The Summit will bring together European and institutional investors, sovereign wealth funds, banks, fund managers, regulators and others seeking to access investment opportunities in China. Jack will be speaking at the Summit, along with Jing Ulrich, head of China research at JP Morgan, James Kynge, editor of The Financial Times’s China Confidential and author of bestseller China Shakes the World, Marc Faber, author of The Gloom Boom & Doom Report, and many, many other notable speakers.
In advance of the Summit, below are some Q&As from Jack for the event official website.
What will be the top three drivers in China’s economy be in 2012?
As always, the Chinese government will head the list of economic drivers as it continues to make large investments in key sectors such as power generation, transportation, health care and renewable energy. Moreover, China operates under a five-year planning cycle, and 2012 will be the second year of the country’s 12th Five-Year Plan, covering the years 2011 to 2015. This is important, because the second, third and fourth years in China’s five-year plans typically have the highest spending levels. Because a new five-year plan in China is not approved until the National People’s Congress, the country’s top legislature, meets in March, the first year (2011 in this case) only has a partial-year effect. By year five, the country’s investment programs are winding down and the government bureaus are beginning work on the next plan, leaving the middle years as the most active, from an investment point of view.
Foreign direct investment (FDI) will also continue to drive China’s economy. According to a United Nations report, China was the second-largest recipient of FDI in 2009, attracting $95 billion, behind the U.S. with $130 billion. FDI rose to a record $105.7 billion in 2010, and is up another 18.6 percent through the first seven months of this year. As the world’s fastest-growing large economy, corporations from all over the world will continue to invest ever-increasing amounts in the country in order to secure their share of the China market.
Finally, consumer spending continues to rise in China and is becoming an important economic driver for the country as a whole.
China is now the largest automotive market in the world by far, and the long lines at the Apple store in Beijing, the crowded restaurants, and the robust sales of fashion items all tell the same story — Chinese consumers are on a spending spree.
What are the three asset classes experiencing the most growth in China today?
As a category, alternative investments — ranging from direct investments by foreign corporations in Chinese joint ventures and wholly owned facilities, to investments by private equity firms in all sectors of the economy — will continue to be the best way to invest large amounts of capital in China. Ask any foreign private equity firm, and they will tell you that they would like to find more investments in the country.
Despite the negative press it has received lately, real estate will also continue to be one of the fastest growing asset classes.

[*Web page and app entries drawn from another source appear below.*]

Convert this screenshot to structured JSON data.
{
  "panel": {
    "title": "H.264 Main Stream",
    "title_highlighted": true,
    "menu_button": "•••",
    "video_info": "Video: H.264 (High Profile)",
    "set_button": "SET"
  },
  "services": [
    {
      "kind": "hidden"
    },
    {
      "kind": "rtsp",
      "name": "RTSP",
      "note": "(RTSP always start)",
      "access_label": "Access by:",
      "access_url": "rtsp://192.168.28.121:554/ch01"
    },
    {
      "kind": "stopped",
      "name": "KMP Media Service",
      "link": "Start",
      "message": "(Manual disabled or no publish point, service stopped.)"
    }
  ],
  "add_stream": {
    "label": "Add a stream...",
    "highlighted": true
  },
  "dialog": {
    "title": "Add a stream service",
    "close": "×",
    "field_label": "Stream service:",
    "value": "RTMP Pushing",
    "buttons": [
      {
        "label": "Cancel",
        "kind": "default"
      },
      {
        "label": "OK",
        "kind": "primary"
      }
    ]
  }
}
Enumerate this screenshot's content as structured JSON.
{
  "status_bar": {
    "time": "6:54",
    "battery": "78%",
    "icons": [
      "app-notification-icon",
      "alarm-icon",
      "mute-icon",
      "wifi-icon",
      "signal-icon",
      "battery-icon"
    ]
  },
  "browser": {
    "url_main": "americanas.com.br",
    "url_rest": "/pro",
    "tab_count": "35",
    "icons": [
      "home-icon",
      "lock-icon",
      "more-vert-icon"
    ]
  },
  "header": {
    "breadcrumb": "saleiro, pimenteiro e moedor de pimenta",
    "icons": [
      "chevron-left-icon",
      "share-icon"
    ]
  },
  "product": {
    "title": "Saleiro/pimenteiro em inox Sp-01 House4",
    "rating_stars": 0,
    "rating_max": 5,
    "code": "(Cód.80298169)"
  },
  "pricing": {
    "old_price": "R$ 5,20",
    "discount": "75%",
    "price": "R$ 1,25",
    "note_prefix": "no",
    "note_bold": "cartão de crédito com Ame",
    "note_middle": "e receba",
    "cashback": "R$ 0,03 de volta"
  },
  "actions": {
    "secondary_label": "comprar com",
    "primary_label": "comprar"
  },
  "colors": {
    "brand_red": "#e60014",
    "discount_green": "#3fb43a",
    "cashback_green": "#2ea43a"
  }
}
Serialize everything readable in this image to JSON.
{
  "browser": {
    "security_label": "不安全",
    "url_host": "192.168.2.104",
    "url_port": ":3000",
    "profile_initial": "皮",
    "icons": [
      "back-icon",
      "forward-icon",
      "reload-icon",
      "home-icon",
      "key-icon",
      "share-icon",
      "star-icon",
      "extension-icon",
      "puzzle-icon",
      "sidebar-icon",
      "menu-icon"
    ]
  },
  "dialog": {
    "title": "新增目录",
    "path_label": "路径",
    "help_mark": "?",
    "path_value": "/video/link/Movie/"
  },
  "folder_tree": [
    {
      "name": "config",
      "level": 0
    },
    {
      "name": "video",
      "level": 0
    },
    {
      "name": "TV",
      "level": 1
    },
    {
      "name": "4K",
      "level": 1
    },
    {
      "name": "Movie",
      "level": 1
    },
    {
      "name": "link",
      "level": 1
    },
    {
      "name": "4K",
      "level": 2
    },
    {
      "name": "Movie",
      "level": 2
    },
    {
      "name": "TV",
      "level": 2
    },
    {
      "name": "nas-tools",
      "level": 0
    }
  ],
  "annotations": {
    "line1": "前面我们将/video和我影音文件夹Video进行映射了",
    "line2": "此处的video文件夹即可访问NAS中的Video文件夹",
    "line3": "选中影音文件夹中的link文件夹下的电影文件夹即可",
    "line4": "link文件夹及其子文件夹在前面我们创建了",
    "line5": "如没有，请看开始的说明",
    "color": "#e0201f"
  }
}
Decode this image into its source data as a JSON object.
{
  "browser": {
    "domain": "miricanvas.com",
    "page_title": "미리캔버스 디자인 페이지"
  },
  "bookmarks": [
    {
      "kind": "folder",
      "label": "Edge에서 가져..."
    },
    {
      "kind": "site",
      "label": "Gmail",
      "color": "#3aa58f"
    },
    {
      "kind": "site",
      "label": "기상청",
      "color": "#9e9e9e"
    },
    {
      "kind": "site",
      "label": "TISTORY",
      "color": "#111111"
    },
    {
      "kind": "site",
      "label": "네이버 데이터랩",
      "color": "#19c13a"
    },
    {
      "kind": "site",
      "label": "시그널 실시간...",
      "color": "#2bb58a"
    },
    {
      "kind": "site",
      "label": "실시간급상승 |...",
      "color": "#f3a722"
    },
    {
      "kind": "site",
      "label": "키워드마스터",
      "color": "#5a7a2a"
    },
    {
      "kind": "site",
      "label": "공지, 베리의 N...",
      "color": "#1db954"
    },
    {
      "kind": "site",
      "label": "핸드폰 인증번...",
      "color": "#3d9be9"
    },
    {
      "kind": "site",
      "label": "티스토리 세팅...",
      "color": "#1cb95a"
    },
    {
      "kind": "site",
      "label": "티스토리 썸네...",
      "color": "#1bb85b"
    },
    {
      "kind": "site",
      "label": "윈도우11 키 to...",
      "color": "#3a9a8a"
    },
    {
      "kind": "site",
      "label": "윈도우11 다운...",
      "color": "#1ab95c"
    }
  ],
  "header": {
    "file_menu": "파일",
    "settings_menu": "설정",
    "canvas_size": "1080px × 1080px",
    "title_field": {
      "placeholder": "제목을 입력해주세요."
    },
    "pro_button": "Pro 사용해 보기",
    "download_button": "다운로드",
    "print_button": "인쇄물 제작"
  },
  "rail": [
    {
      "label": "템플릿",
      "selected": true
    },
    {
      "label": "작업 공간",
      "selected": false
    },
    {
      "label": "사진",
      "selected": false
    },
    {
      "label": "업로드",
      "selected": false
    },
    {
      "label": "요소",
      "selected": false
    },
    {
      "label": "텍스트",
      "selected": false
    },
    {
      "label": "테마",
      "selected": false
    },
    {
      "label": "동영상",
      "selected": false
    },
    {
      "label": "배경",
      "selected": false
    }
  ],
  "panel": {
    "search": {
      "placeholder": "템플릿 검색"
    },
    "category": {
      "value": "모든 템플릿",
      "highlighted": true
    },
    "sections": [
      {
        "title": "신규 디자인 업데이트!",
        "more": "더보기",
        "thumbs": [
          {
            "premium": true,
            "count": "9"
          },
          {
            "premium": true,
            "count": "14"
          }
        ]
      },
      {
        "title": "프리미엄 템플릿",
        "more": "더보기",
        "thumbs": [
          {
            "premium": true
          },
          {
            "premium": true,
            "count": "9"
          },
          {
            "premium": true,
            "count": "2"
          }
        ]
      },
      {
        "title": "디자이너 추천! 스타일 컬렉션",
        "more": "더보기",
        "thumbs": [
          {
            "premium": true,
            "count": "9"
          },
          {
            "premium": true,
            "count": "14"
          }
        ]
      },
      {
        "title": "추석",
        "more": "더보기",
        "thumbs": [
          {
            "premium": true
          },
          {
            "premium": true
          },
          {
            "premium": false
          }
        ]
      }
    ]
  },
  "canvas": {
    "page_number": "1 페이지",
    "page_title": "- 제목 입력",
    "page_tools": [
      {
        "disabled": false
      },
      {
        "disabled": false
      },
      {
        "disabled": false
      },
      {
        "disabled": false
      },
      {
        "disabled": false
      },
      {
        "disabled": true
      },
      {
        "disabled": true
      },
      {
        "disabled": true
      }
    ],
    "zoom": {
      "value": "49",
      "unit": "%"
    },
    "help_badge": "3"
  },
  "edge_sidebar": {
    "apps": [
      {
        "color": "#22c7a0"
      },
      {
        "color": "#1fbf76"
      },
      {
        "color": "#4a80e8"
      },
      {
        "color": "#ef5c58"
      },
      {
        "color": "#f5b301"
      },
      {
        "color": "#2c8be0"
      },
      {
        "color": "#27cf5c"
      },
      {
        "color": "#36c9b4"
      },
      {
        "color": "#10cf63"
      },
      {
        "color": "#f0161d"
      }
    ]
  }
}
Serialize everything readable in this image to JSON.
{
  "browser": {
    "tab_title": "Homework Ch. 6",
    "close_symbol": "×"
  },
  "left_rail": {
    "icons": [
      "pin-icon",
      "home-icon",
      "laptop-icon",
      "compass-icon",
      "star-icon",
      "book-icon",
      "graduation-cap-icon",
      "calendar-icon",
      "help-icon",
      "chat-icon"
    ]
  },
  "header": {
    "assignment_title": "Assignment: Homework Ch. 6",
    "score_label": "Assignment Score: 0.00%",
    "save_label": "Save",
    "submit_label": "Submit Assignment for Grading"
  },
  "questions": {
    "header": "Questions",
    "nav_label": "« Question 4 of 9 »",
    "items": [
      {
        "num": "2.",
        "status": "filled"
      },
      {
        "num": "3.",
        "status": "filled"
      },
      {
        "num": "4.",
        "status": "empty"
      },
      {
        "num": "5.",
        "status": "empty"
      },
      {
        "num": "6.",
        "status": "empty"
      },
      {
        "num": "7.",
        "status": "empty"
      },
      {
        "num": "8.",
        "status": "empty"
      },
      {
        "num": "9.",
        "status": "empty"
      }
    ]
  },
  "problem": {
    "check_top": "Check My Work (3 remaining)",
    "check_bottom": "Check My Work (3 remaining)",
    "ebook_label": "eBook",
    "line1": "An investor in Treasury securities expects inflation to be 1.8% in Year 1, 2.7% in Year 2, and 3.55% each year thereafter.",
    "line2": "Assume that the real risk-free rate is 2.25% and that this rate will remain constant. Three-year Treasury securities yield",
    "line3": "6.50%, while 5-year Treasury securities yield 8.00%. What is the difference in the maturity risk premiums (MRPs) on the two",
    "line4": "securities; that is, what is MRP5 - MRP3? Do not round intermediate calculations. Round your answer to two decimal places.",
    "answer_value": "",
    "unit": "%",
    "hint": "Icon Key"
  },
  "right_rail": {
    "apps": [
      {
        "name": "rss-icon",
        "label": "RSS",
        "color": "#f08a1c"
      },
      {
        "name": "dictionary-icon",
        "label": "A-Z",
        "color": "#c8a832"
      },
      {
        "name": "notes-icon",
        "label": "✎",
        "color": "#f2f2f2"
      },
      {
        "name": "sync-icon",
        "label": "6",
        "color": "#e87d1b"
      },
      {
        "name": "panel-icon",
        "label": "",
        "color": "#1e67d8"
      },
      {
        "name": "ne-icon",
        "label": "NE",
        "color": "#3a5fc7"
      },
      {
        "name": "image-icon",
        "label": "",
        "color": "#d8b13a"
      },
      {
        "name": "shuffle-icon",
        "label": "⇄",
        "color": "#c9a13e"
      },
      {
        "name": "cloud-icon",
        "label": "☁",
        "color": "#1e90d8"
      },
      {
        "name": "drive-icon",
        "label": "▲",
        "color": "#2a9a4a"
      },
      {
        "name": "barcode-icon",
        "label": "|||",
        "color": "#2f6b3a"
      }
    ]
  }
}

While the property markets — and prices – have been red hot in Beijing, Shanghai and other Tier 1 cities, a growing economy will require more commercial and industrial space, and China’s large population will need more housing. This is particularly true in China’s Tier 2, 3 and 4 cities where many experts believe the greatest growth in China will occur in the next 10 years. China’s tightening measures are creating unprecedented opportunities in real estate for foreign investors. According to CBRE Research China, about 45 percent of real estate investment deals in China in the first half of 2011 were made by overseas institutional investors, much of that in China’s smaller cities.
Finally, demand for common stocks continues to build. In 2010, a total of 321 companies went public on Shenzhen’s SME and ChiNext (GEM) boards, raising a total of nearly RMB 300 billion ($46 billion) in funds. The number of companies that listed was more than three times the 90 companies that listed in 2009, and the capital raised was almost five times the RMB 62.8 billion ($9.7 billion) that was raised in the previous year. An additional 150 companies have already listed in 2011, and more will be sure to join the ranks of publicly listed companies in 2012.
What are the three biggest challenges that foreign investors will face in 2012 when entering the Chinese market?
The biggest challenge that foreign investors will face when entering the China market in 2012 is the intense competition that exists for good deals. While the Chinese economy is growing, and more and more interesting companies are being created every year, the demand for good deals is growing even faster. Global investors would like to invest more in China, and they are now finding themselves in competition with an ever-increasing number of local investors that know the landscape and have substantial funds to invest.
As evidenced by the devastation of the market values of U.S.-listed Chinese companies that has occurred, overcoming the information and credibility gaps that exist between China and the rest of the world will continue to be a major challenge for foreign investors. Without a major local presence — or access to a trusted and reliable organization that has one — it is very difficult for foreign investors to really know what is going on with respect to their investments in China.
While much progress has been made, corporate governance will also continue to be a major challenge. Many Chinese management teams that are taking their companies public in China or in overseas capital markets do not understand what is required to run a publicly listed company. More often not, the results are frustrated management teams and disappointed investors.